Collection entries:
____________________

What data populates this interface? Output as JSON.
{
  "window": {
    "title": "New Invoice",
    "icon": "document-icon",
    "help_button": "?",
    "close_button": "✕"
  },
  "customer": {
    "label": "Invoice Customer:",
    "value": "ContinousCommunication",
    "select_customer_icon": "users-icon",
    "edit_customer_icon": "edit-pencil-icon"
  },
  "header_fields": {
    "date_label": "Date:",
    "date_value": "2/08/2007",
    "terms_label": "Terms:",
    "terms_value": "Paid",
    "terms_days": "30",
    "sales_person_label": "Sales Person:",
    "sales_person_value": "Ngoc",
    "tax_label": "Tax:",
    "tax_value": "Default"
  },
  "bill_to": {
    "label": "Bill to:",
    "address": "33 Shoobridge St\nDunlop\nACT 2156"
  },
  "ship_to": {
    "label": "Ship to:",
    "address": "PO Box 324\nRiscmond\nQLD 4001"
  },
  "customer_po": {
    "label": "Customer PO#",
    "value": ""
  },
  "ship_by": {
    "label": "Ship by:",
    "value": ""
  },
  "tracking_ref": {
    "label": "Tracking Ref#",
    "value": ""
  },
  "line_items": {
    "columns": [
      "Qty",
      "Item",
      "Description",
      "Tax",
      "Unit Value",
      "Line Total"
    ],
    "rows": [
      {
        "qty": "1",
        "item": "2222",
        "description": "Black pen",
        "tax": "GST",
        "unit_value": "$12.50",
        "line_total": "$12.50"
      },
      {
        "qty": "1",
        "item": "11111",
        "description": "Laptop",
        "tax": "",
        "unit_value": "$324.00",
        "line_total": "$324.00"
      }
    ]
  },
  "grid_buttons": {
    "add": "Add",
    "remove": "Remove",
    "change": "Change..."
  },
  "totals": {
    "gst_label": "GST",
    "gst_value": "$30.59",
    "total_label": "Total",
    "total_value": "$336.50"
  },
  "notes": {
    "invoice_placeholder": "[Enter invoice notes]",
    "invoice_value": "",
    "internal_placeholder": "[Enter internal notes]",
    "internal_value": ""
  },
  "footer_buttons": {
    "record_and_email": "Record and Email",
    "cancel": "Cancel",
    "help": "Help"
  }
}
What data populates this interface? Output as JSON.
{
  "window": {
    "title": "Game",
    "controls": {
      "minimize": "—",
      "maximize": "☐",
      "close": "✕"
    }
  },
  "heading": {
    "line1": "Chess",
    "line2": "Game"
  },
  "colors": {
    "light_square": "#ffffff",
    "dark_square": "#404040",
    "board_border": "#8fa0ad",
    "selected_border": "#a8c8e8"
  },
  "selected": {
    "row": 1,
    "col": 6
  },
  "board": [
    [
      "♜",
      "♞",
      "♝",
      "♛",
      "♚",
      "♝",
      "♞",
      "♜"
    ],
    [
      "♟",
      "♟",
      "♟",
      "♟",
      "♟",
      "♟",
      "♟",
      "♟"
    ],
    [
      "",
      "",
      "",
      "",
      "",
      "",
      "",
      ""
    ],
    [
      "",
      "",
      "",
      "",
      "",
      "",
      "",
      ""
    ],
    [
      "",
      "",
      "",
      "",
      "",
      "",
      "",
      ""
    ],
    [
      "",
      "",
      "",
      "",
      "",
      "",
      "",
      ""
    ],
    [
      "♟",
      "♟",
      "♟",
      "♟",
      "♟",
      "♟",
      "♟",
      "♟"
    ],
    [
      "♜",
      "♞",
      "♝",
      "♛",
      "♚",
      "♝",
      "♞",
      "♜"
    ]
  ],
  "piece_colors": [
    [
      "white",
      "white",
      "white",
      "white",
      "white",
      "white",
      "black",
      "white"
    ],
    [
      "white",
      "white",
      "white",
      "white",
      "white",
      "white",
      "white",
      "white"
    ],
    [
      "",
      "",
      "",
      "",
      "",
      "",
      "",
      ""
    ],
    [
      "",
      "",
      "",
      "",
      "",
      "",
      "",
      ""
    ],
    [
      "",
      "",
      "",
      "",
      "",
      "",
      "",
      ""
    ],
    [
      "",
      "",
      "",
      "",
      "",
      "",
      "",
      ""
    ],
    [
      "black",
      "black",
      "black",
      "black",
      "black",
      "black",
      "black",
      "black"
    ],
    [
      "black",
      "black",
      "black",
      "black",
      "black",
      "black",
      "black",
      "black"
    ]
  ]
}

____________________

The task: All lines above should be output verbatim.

Solution to this problem:
What data populates this interface? Output as JSON.
{
  "window": {
    "title": "New Invoice",
    "icon": "document-icon",
    "help_button": "?",
    "close_button": "✕"
  },
  "customer": {
    "label": "Invoice Customer:",
    "value": "ContinousCommunication",
    "select_customer_icon": "users-icon",
    "edit_customer_icon": "edit-pencil-icon"
  },
  "header_fields": {
    "date_label": "Date:",
    "date_value": "2/08/2007",
    "terms_label": "Terms:",
    "terms_value": "Paid",
    "terms_days": "30",
    "sales_person_label": "Sales Person:",
    "sales_person_value": "Ngoc",
    "tax_label": "Tax:",
    "tax_value": "Default"
  },
  "bill_to": {
    "label": "Bill to:",
    "address": "33 Shoobridge St\nDunlop\nACT 2156"
  },
  "ship_to": {
    "label": "Ship to:",
    "address": "PO Box 324\nRiscmond\nQLD 4001"
  },
  "customer_po": {
    "label": "Customer PO#",
    "value": ""
  },
  "ship_by": {
    "label": "Ship by:",
    "value": ""
  },
  "tracking_ref": {
    "label": "Tracking Ref#",
    "value": ""
  },
  "line_items": {
    "columns": [
      "Qty",
      "Item",
      "Description",
      "Tax",
      "Unit Value",
      "Line Total"
    ],
    "rows": [
      {
        "qty": "1",
        "item": "2222",
        "description": "Black pen",
        "tax": "GST",
        "unit_value": "$12.50",
        "line_total": "$12.50"
      },
      {
        "qty": "1",
        "item": "11111",
        "description": "Laptop",
        "tax": "",
        "unit_value": "$324.00",
        "line_total": "$324.00"
      }
    ]
  },
  "grid_buttons": {
    "add": "Add",
    "remove": "Remove",
    "change": "Change..."
  },
  "totals": {
    "gst_label": "GST",
    "gst_value": "$30.59",
    "total_label": "Total",
    "total_value": "$336.50"
  },
  "notes": {
    "invoice_placeholder": "[Enter invoice notes]",
    "invoice_value": "",
    "internal_placeholder": "[Enter internal notes]",
    "internal_value": ""
  },
  "footer_buttons": {
    "record_and_email": "Record and Email",
    "cancel": "Cancel",
    "help": "Help"
  }
}
What data populates this interface? Output as JSON.
{
  "window": {
    "title": "Game",
    "controls": {
      "minimize": "—",
      "maximize": "☐",
      "close": "✕"
    }
  },
  "heading": {
    "line1": "Chess",
    "line2": "Game"
  },
  "colors": {
    "light_square": "#ffffff",
    "dark_square": "#404040",
    "board_border": "#8fa0ad",
    "selected_border": "#a8c8e8"
  },
  "selected": {
    "row": 1,
    "col": 6
  },
  "board": [
    [
      "♜",
      "♞",
      "♝",
      "♛",
      "♚",
      "♝",
      "♞",
      "♜"
    ],
    [
      "♟",
      "♟",
      "♟",
      "♟",
      "♟",
      "♟",
      "♟",
      "♟"
    ],
    [
      "",
      "",
      "",
      "",
      "",
      "",
      "",
      ""
    ],
    [
      "",
      "",
      "",
      "",
      "",
      "",
      "",
      ""
    ],
    [
      "",
      "",
      "",
      "",
      "",
      "",
      "",
      ""
    ],
    [
      "",
      "",
      "",
      "",
      "",
      "",
      "",
      ""
    ],
    [
      "♟",
      "♟",
      "♟",
      "♟",
      "♟",
      "♟",
      "♟",
      "♟"
    ],
    [
      "♜",
      "♞",
      "♝",
      "♛",
      "♚",
      "♝",
      "♞",
      "♜"
    ]
  ],
  "piece_colors": [
    [
      "white",
      "white",
      "white",
      "white",
      "white",
      "white",
      "black",
      "white"
    ],
    [
      "white",
      "white",
      "white",
      "white",
      "white",
      "white",
      "white",
      "white"
    ],
    [
      "",
      "",
      "",
      "",
      "",
      "",
      "",
      ""
    ],
    [
      "",
      "",
      "",
      "",
      "",
      "",
      "",
      ""
    ],
    [
      "",
      "",
      "",
      "",
      "",
      "",
      "",
      ""
    ],
    [
      "",
      "",
      "",
      "",
      "",
      "",
      "",
      ""
    ],
    [
      "black",
      "black",
      "black",
      "black",
      "black",
      "black",
      "black",
      "black"
    ],
    [
      "black",
      "black",
      "black",
      "black",
      "black",
      "black",
      "black",
      "black"
    ]
  ]
}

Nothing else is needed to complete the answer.